If you are at all involved in writing software I would highly recommend watching the film Aardvark'd: 12 Weeks With Geeks. It's a documentary filmed in 2005 following four interns at Fog Creek Software, in NYC.
For those that don’t know, Fog Creek was the software company started in 2000 by Joel Spolsky and Michael Pryor. You’ve probably interacted with their software, especially if you are a developer reading this, as they created Trello and Stack Overflow amongst other products.
The film follows the build and launch of the Copilot remote control tool (basically a mega user friendly VNC product). It is an enjoyable watch, I expect even if you don’t work in tech, partly because the film avoids diving into any deep technical content (though that would have been really interesting!).
It’s a fun snapshot in time for development in the mid-noughties. The interns are gifted books at the start, which is maybe still a thing some companies do, but feels particularly relevant then as the juggernaut of quick online programming help (aka Stack Overflow) hadn’t been invented yet, not launching until 2008.
There is a classic scene where the interns give the very first end to end demo to Joel and the software fails. Even super smart devs building software at a prestigious software company don’t always get it right first time. Making good software is hard!
In the second half of the film (circa 49 minutes in) some other famous faces are interviewed including Paul Graham and Jessica Livingston who co-founded Y Combinator. Bear in mind this was 2005 so Y Combinator had only just started. Hacker News didn’t exist yet though, not launching until 2007.
There are lots of quotable lines from Paul. I related to the hacker mindset, which I will paraphrase here:
We often think of a hacker as someone who is clever and sneaky and does things they're not supposed to do... which could also be a description of an innovative solution to a problem.
Also the insight around the drive he sees in hackers to start a business (1hr 5m). Noting that often the desire to ‘get rich’ is really because hackers want freedom to hack the things they want to, and not have to worry about money, rather than for them to make a load of cash to go and buy luxury goods.
Dan Bricklin (VisiCalc Co-Creator) is also interviewed throughout the film.
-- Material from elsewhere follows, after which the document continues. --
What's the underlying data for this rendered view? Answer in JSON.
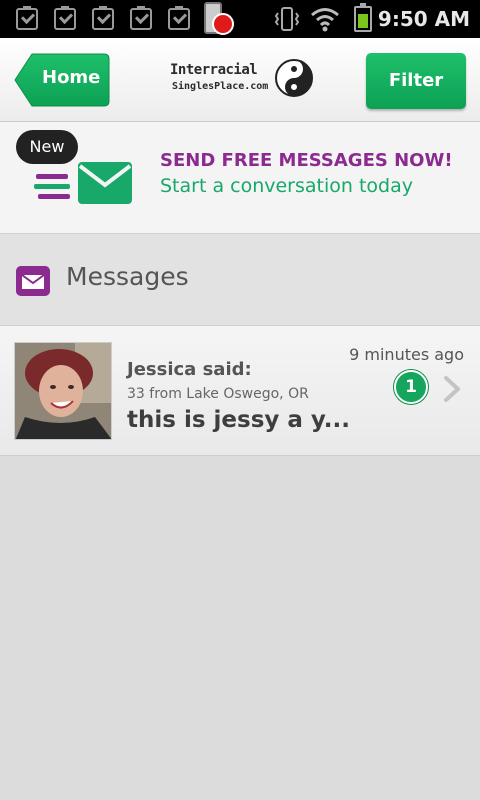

He has some words of wisdom around releasing software (54m), noting that “you’re never done” but you’ve got to figure out how to get it out the door and shipped.
Wrapping It Up
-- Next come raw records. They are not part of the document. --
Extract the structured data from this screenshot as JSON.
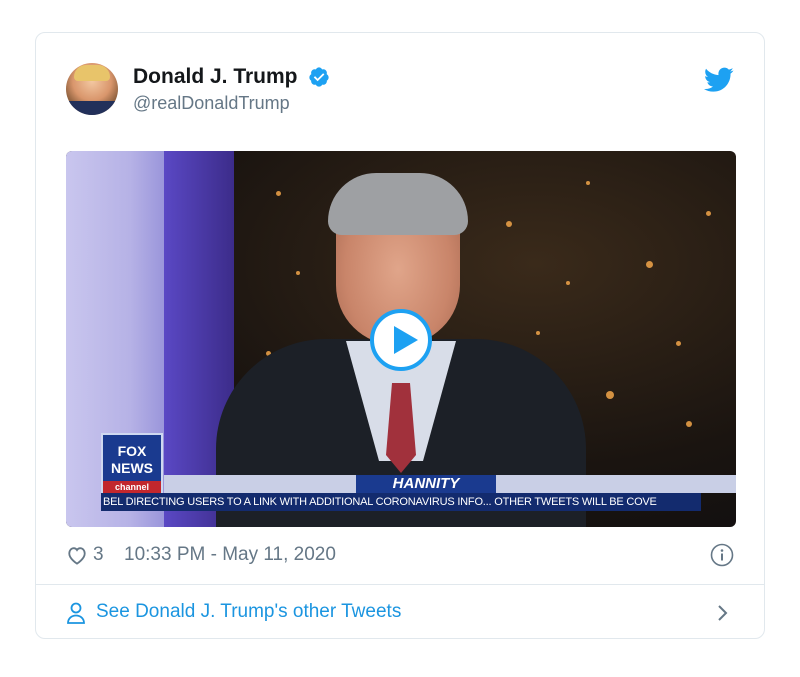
{
  "tweet": {
    "display_name": "Donald J. Trump",
    "handle": "@realDonaldTrump",
    "likes": "3",
    "timestamp": "10:33 PM - May 11, 2020"
  },
  "media": {
    "show_name": "HANNITY",
    "ticker_text": "BEL DIRECTING USERS TO A LINK WITH ADDITIONAL CORONAVIRUS INFO...   OTHER TWEETS WILL BE COVE",
    "logo_line1": "FOX",
    "logo_line2": "NEWS",
    "logo_line3": "channel"
  },
  "footer": {
    "link_label": "See Donald J. Trump's other Tweets"
  },
  "colors": {
    "accent": "#1da1f2",
    "link": "#1b95e0",
    "muted": "#657786",
    "border": "#e1e8ed"
  },
  "icons": [
    "verified-icon",
    "twitter-bird-icon",
    "play-icon",
    "heart-icon",
    "info-icon",
    "person-icon",
    "chevron-right-icon"
  ]
}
The film doesn’t talk about the success of the software built by the interns, but the wiki page for Fog Creek suggests that the product continued to exist from 2005 right up to 2022. I’d say a project is successful to survive for nearly 20 years as a going concern. There are some bits of progress on Joel’s blog, e.g. this post from 2007 about version 2.
Speaking of Joel’s blog, Joel on Software, if you’ve never come accross it before it’s full of great insight into being a developer and running a software business. Posts are pretty spaced out nowadays, but if you are arriving for the first time check out the top 10 lists on the home page. I’ve re-read a bunch this weekend going down a blog rabbit hole and there’s loads of great wisdom in there.
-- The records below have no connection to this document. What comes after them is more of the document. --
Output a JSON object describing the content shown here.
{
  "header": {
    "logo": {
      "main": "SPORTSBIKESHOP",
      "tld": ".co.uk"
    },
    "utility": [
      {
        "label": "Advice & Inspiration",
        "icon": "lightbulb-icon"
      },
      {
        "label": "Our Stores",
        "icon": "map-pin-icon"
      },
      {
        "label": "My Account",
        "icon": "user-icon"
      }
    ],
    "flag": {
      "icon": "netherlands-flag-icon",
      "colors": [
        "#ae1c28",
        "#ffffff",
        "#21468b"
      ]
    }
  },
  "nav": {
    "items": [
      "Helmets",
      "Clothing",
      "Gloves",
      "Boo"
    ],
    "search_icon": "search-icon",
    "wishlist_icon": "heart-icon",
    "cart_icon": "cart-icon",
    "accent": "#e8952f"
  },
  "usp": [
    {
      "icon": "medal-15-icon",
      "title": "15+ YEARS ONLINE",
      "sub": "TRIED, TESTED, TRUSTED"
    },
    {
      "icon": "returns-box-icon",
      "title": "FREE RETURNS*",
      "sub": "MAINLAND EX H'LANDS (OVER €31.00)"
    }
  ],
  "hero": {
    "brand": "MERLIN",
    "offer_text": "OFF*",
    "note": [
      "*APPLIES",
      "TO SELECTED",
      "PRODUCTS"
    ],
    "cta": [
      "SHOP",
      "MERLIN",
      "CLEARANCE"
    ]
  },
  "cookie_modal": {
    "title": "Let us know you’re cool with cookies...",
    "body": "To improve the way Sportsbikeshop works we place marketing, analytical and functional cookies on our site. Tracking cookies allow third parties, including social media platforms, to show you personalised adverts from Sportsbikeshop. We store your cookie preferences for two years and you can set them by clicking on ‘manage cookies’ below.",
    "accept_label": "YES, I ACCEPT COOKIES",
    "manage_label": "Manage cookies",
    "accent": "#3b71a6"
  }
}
A closing note, I’ve recently discovered Michael Lynch’s blog, and if you’re interested in indie software development then it is well worth following. He posted about the film which is how I came to hear about it.